Work task
Whatever appears in the records, write it out again exactly.
##### Listed records
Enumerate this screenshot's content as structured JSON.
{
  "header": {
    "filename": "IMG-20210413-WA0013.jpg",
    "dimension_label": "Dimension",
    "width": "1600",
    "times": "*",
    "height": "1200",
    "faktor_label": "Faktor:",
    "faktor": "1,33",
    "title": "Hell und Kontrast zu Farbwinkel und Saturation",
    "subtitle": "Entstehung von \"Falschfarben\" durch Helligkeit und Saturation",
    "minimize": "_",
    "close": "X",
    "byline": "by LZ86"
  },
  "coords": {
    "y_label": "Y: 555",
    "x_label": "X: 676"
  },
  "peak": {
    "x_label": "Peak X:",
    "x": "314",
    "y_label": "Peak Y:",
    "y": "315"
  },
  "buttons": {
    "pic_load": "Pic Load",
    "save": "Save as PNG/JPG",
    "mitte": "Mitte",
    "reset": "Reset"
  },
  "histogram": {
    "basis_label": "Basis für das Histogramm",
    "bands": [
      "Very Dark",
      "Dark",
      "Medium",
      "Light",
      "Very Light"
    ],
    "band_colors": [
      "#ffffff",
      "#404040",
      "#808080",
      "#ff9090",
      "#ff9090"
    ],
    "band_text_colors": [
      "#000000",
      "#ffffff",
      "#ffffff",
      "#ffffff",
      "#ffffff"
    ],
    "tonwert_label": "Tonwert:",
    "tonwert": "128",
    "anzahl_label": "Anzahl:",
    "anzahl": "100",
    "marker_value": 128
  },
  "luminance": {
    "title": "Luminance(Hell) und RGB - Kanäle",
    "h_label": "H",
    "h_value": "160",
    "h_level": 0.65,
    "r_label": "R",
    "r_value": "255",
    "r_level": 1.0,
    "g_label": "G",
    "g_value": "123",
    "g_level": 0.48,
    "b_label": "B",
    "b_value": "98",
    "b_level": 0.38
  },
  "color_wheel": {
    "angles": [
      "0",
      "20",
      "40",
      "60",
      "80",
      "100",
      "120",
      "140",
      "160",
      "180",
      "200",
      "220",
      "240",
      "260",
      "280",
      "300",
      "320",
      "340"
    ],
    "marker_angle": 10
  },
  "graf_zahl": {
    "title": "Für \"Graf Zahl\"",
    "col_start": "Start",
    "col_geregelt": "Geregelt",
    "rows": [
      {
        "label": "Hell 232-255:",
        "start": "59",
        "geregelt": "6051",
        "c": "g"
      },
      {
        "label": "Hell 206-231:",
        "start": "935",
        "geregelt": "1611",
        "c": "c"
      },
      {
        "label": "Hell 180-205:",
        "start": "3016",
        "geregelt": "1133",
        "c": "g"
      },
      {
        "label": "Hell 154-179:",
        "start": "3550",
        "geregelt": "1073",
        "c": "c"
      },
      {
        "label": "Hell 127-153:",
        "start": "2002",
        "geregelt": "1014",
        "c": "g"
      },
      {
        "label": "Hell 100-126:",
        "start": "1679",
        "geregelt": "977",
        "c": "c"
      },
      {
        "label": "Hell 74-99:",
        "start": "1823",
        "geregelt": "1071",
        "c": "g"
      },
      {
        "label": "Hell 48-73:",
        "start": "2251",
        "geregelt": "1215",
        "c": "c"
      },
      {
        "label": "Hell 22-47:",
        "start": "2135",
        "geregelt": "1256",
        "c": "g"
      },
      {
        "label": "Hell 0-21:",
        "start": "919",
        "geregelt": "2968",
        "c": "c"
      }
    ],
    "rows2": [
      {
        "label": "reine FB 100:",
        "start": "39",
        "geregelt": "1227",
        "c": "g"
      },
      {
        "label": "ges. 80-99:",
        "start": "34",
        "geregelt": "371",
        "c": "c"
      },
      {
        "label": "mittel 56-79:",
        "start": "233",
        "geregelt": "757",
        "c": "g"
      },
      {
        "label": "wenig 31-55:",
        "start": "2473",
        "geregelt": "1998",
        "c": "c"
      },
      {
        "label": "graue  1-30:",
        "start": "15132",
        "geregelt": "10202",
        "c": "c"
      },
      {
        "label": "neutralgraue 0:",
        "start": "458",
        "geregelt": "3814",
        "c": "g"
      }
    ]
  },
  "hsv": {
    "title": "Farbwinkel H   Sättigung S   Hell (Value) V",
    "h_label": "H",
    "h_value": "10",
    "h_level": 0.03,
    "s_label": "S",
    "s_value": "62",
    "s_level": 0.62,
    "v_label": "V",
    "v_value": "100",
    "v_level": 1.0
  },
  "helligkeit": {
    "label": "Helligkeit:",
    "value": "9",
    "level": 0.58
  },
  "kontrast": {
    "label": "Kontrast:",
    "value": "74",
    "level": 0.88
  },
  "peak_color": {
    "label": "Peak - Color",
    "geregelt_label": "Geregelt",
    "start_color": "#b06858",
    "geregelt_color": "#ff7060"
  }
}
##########
Task solution
Enumerate this screenshot's content as structured JSON.
{
  "header": {
    "filename": "IMG-20210413-WA0013.jpg",
    "dimension_label": "Dimension",
    "width": "1600",
    "times": "*",
    "height": "1200",
    "faktor_label": "Faktor:",
    "faktor": "1,33",
    "title": "Hell und Kontrast zu Farbwinkel und Saturation",
    "subtitle": "Entstehung von \"Falschfarben\" durch Helligkeit und Saturation",
    "minimize": "_",
    "close": "X",
    "byline": "by LZ86"
  },
  "coords": {
    "y_label": "Y: 555",
    "x_label": "X: 676"
  },
  "peak": {
    "x_label": "Peak X:",
    "x": "314",
    "y_label": "Peak Y:",
    "y": "315"
  },
  "buttons": {
    "pic_load": "Pic Load",
    "save": "Save as PNG/JPG",
    "mitte": "Mitte",
    "reset": "Reset"
  },
  "histogram": {
    "basis_label": "Basis für das Histogramm",
    "bands": [
      "Very Dark",
      "Dark",
      "Medium",
      "Light",
      "Very Light"
    ],
    "band_colors": [
      "#ffffff",
      "#404040",
      "#808080",
      "#ff9090",
      "#ff9090"
    ],
    "band_text_colors": [
      "#000000",
      "#ffffff",
      "#ffffff",
      "#ffffff",
      "#ffffff"
    ],
    "tonwert_label": "Tonwert:",
    "tonwert": "128",
    "anzahl_label": "Anzahl:",
    "anzahl": "100",
    "marker_value": 128
  },
  "luminance": {
    "title": "Luminance(Hell) und RGB - Kanäle",
    "h_label": "H",
    "h_value": "160",
    "h_level": 0.65,
    "r_label": "R",
    "r_value": "255",
    "r_level": 1.0,
    "g_label": "G",
    "g_value": "123",
    "g_level": 0.48,
    "b_label": "B",
    "b_value": "98",
    "b_level": 0.38
  },
  "color_wheel": {
    "angles": [
      "0",
      "20",
      "40",
      "60",
      "80",
      "100",
      "120",
      "140",
      "160",
      "180",
      "200",
      "220",
      "240",
      "260",
      "280",
      "300",
      "320",
      "340"
    ],
    "marker_angle": 10
  },
  "graf_zahl": {
    "title": "Für \"Graf Zahl\"",
    "col_start": "Start",
    "col_geregelt": "Geregelt",
    "rows": [
      {
        "label": "Hell 232-255:",
        "start": "59",
        "geregelt": "6051",
        "c": "g"
      },
      {
        "label": "Hell 206-231:",
        "start": "935",
        "geregelt": "1611",
        "c": "c"
      },
      {
        "label": "Hell 180-205:",
        "start": "3016",
        "geregelt": "1133",
        "c": "g"
      },
      {
        "label": "Hell 154-179:",
        "start": "3550",
        "geregelt": "1073",
        "c": "c"
      },
      {
        "label": "Hell 127-153:",
        "start": "2002",
        "geregelt": "1014",
        "c": "g"
      },
      {
        "label": "Hell 100-126:",
        "start": "1679",
        "geregelt": "977",
        "c": "c"
      },
      {
        "label": "Hell 74-99:",
        "start": "1823",
        "geregelt": "1071",
        "c": "g"
      },
      {
        "label": "Hell 48-73:",
        "start": "2251",
        "geregelt": "1215",
        "c": "c"
      },
      {
        "label": "Hell 22-47:",
        "start": "2135",
        "geregelt": "1256",
        "c": "g"
      },
      {
        "label": "Hell 0-21:",
        "start": "919",
        "geregelt": "2968",
        "c": "c"
      }
    ],
    "rows2": [
      {
        "label": "reine FB 100:",
        "start": "39",
        "geregelt": "1227",
        "c": "g"
      },
      {
        "label": "ges. 80-99:",
        "start": "34",
        "geregelt": "371",
        "c": "c"
      },
      {
        "label": "mittel 56-79:",
        "start": "233",
        "geregelt": "757",
        "c": "g"
      },
      {
        "label": "wenig 31-55:",
        "start": "2473",
        "geregelt": "1998",
        "c": "c"
      },
      {
        "label": "graue  1-30:",
        "start": "15132",
        "geregelt": "10202",
        "c": "c"
      },
      {
        "label": "neutralgraue 0:",
        "start": "458",
        "geregelt": "3814",
        "c": "g"
      }
    ]
  },
  "hsv": {
    "title": "Farbwinkel H   Sättigung S   Hell (Value) V",
    "h_label": "H",
    "h_value": "10",
    "h_level": 0.03,
    "s_label": "S",
    "s_value": "62",
    "s_level": 0.62,
    "v_label": "V",
    "v_value": "100",
    "v_level": 1.0
  },
  "helligkeit": {
    "label": "Helligkeit:",
    "value": "9",
    "level": 0.58
  },
  "kontrast": {
    "label": "Kontrast:",
    "value": "74",
    "level": 0.88
  },
  "peak_color": {
    "label": "Peak - Color",
    "geregelt_label": "Geregelt",
    "start_color": "#b06858",
    "geregelt_color": "#ff7060"
  }
}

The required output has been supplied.